• **TASK TO COMPLETE**: Each line below must be reproduced exactly.

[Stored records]
☆ ☆ ☆ ☆

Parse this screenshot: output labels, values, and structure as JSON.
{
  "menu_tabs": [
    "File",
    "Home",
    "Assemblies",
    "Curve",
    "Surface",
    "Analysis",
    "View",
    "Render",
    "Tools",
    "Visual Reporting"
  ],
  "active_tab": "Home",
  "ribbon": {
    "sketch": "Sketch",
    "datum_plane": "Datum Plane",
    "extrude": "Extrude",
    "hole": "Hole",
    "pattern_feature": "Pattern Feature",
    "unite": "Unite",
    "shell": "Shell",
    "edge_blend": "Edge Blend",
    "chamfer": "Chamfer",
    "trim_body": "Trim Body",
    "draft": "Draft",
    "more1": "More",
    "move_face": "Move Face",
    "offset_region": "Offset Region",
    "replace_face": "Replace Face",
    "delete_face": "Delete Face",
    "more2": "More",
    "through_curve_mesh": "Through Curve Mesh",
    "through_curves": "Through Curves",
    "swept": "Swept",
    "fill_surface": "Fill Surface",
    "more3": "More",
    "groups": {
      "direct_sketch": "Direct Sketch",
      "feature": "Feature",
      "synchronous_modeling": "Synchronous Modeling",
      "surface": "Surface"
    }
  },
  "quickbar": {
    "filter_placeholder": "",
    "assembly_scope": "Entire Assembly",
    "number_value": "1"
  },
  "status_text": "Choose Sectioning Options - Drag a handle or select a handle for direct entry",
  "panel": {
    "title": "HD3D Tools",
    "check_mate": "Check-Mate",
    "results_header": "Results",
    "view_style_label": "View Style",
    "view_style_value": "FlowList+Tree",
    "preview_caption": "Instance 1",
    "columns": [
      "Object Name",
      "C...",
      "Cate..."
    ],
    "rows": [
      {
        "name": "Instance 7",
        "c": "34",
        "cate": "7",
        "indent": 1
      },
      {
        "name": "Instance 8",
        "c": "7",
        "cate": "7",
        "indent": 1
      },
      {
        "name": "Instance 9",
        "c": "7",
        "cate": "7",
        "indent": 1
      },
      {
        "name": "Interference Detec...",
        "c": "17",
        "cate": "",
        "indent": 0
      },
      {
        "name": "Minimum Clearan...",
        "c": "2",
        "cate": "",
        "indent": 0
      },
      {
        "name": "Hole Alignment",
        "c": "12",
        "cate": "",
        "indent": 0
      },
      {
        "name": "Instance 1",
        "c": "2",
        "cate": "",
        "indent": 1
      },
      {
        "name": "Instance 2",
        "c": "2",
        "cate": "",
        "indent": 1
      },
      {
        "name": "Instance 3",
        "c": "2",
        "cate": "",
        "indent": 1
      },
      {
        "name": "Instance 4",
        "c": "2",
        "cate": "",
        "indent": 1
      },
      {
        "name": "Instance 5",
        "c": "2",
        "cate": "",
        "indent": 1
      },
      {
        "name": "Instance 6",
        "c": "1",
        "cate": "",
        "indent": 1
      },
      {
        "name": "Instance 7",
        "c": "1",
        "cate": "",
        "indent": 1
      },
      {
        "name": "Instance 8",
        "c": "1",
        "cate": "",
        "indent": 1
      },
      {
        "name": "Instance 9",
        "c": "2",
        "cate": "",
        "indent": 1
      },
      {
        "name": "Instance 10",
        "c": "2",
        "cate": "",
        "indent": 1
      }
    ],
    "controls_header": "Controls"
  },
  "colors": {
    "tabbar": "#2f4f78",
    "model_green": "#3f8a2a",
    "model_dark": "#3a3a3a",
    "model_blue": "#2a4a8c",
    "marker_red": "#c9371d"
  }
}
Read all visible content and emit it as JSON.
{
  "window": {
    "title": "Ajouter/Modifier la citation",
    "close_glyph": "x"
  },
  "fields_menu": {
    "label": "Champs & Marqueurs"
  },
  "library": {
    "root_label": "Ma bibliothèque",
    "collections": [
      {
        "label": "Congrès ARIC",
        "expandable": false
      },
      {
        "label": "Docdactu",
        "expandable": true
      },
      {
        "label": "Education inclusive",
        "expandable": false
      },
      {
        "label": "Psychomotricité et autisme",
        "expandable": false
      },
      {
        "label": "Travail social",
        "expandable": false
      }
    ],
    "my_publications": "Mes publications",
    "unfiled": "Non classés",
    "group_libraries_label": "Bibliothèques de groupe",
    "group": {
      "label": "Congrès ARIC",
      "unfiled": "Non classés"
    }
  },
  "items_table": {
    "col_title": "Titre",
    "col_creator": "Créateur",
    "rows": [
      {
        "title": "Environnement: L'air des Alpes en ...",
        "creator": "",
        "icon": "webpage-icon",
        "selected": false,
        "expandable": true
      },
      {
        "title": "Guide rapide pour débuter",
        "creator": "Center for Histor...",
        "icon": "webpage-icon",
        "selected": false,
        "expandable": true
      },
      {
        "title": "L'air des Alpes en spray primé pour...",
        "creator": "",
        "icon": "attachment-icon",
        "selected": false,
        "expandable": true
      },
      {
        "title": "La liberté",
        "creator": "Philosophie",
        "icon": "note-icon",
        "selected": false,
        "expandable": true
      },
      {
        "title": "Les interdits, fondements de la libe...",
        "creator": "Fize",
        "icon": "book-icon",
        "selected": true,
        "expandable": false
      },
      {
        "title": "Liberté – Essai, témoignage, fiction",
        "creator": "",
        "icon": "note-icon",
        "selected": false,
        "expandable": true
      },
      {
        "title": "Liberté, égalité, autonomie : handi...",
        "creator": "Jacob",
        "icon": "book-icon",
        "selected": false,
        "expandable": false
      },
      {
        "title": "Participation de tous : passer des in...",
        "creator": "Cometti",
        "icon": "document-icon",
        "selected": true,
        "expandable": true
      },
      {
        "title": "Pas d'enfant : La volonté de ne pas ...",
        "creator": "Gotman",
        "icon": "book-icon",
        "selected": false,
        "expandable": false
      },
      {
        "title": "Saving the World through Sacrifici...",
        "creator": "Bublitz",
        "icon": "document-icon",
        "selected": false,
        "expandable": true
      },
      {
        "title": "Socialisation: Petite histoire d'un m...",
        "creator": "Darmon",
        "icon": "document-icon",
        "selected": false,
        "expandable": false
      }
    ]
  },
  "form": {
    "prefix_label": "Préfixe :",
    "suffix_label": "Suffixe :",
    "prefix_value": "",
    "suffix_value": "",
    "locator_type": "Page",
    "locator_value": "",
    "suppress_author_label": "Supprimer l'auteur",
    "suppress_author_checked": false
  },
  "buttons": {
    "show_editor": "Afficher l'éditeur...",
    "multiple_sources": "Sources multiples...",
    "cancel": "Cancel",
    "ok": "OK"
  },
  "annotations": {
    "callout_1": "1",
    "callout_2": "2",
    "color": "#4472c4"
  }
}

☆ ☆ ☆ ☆

• **SOLUTION TO THIS EXERCISE**:
Parse this screenshot: output labels, values, and structure as JSON.
{
  "menu_tabs": [
    "File",
    "Home",
    "Assemblies",
    "Curve",
    "Surface",
    "Analysis",
    "View",
    "Render",
    "Tools",
    "Visual Reporting"
  ],
  "active_tab": "Home",
  "ribbon": {
    "sketch": "Sketch",
    "datum_plane": "Datum Plane",
    "extrude": "Extrude",
    "hole": "Hole",
    "pattern_feature": "Pattern Feature",
    "unite": "Unite",
    "shell": "Shell",
    "edge_blend": "Edge Blend",
    "chamfer": "Chamfer",
    "trim_body": "Trim Body",
    "draft": "Draft",
    "more1": "More",
    "move_face": "Move Face",
    "offset_region": "Offset Region",
    "replace_face": "Replace Face",
    "delete_face": "Delete Face",
    "more2": "More",
    "through_curve_mesh": "Through Curve Mesh",
    "through_curves": "Through Curves",
    "swept": "Swept",
    "fill_surface": "Fill Surface",
    "more3": "More",
    "groups": {
      "direct_sketch": "Direct Sketch",
      "feature": "Feature",
      "synchronous_modeling": "Synchronous Modeling",
      "surface": "Surface"
    }
  },
  "quickbar": {
    "filter_placeholder": "",
    "assembly_scope": "Entire Assembly",
    "number_value": "1"
  },
  "status_text": "Choose Sectioning Options - Drag a handle or select a handle for direct entry",
  "panel": {
    "title": "HD3D Tools",
    "check_mate": "Check-Mate",
    "results_header": "Results",
    "view_style_label": "View Style",
    "view_style_value": "FlowList+Tree",
    "preview_caption": "Instance 1",
    "columns": [
      "Object Name",
      "C...",
      "Cate..."
    ],
    "rows": [
      {
        "name": "Instance 7",
        "c": "34",
        "cate": "7",
        "indent": 1
      },
      {
        "name": "Instance 8",
        "c": "7",
        "cate": "7",
        "indent": 1
      },
      {
        "name": "Instance 9",
        "c": "7",
        "cate": "7",
        "indent": 1
      },
      {
        "name": "Interference Detec...",
        "c": "17",
        "cate": "",
        "indent": 0
      },
      {
        "name": "Minimum Clearan...",
        "c": "2",
        "cate": "",
        "indent": 0
      },
      {
        "name": "Hole Alignment",
        "c": "12",
        "cate": "",
        "indent": 0
      },
      {
        "name": "Instance 1",
        "c": "2",
        "cate": "",
        "indent": 1
      },
      {
        "name": "Instance 2",
        "c": "2",
        "cate": "",
        "indent": 1
      },
      {
        "name": "Instance 3",
        "c": "2",
        "cate": "",
        "indent": 1
      },
      {
        "name": "Instance 4",
        "c": "2",
        "cate": "",
        "indent": 1
      },
      {
        "name": "Instance 5",
        "c": "2",
        "cate": "",
        "indent": 1
      },
      {
        "name": "Instance 6",
        "c": "1",
        "cate": "",
        "indent": 1
      },
      {
        "name": "Instance 7",
        "c": "1",
        "cate": "",
        "indent": 1
      },
      {
        "name": "Instance 8",
        "c": "1",
        "cate": "",
        "indent": 1
      },
      {
        "name": "Instance 9",
        "c": "2",
        "cate": "",
        "indent": 1
      },
      {
        "name": "Instance 10",
        "c": "2",
        "cate": "",
        "indent": 1
      }
    ],
    "controls_header": "Controls"
  },
  "colors": {
    "tabbar": "#2f4f78",
    "model_green": "#3f8a2a",
    "model_dark": "#3a3a3a",
    "model_blue": "#2a4a8c",
    "marker_red": "#c9371d"
  }
}
Read all visible content and emit it as JSON.
{
  "window": {
    "title": "Ajouter/Modifier la citation",
    "close_glyph": "x"
  },
  "fields_menu": {
    "label": "Champs & Marqueurs"
  },
  "library": {
    "root_label": "Ma bibliothèque",
    "collections": [
      {
        "label": "Congrès ARIC",
        "expandable": false
      },
      {
        "label": "Docdactu",
        "expandable": true
      },
      {
        "label": "Education inclusive",
        "expandable": false
      },
      {
        "label": "Psychomotricité et autisme",
        "expandable": false
      },
      {
        "label": "Travail social",
        "expandable": false
      }
    ],
    "my_publications": "Mes publications",
    "unfiled": "Non classés",
    "group_libraries_label": "Bibliothèques de groupe",
    "group": {
      "label": "Congrès ARIC",
      "unfiled": "Non classés"
    }
  },
  "items_table": {
    "col_title": "Titre",
    "col_creator": "Créateur",
    "rows": [
      {
        "title": "Environnement: L'air des Alpes en ...",
        "creator": "",
        "icon": "webpage-icon",
        "selected": false,
        "expandable": true
      },
      {
        "title": "Guide rapide pour débuter",
        "creator": "Center for Histor...",
        "icon": "webpage-icon",
        "selected": false,
        "expandable": true
      },
      {
        "title": "L'air des Alpes en spray primé pour...",
        "creator": "",
        "icon": "attachment-icon",
        "selected": false,
        "expandable": true
      },
      {
        "title": "La liberté",
        "creator": "Philosophie",
        "icon": "note-icon",
        "selected": false,
        "expandable": true
      },
      {
        "title": "Les interdits, fondements de la libe...",
        "creator": "Fize",
        "icon": "book-icon",
        "selected": true,
        "expandable": false
      },
      {
        "title": "Liberté – Essai, témoignage, fiction",
        "creator": "",
        "icon": "note-icon",
        "selected": false,
        "expandable": true
      },
      {
        "title": "Liberté, égalité, autonomie : handi...",
        "creator": "Jacob",
        "icon": "book-icon",
        "selected": false,
        "expandable": false
      },
      {
        "title": "Participation de tous : passer des in...",
        "creator": "Cometti",
        "icon": "document-icon",
        "selected": true,
        "expandable": true
      },
      {
        "title": "Pas d'enfant : La volonté de ne pas ...",
        "creator": "Gotman",
        "icon": "book-icon",
        "selected": false,
        "expandable": false
      },
      {
        "title": "Saving the World through Sacrifici...",
        "creator": "Bublitz",
        "icon": "document-icon",
        "selected": false,
        "expandable": true
      },
      {
        "title": "Socialisation: Petite histoire d'un m...",
        "creator": "Darmon",
        "icon": "document-icon",
        "selected": false,
        "expandable": false
      }
    ]
  },
  "form": {
    "prefix_label": "Préfixe :",
    "suffix_label": "Suffixe :",
    "prefix_value": "",
    "suffix_value": "",
    "locator_type": "Page",
    "locator_value": "",
    "suppress_author_label": "Supprimer l'auteur",
    "suppress_author_checked": false
  },
  "buttons": {
    "show_editor": "Afficher l'éditeur...",
    "multiple_sources": "Sources multiples...",
    "cancel": "Cancel",
    "ok": "OK"
  },
  "annotations": {
    "callout_1": "1",
    "callout_2": "2",
    "color": "#4472c4"
  }
}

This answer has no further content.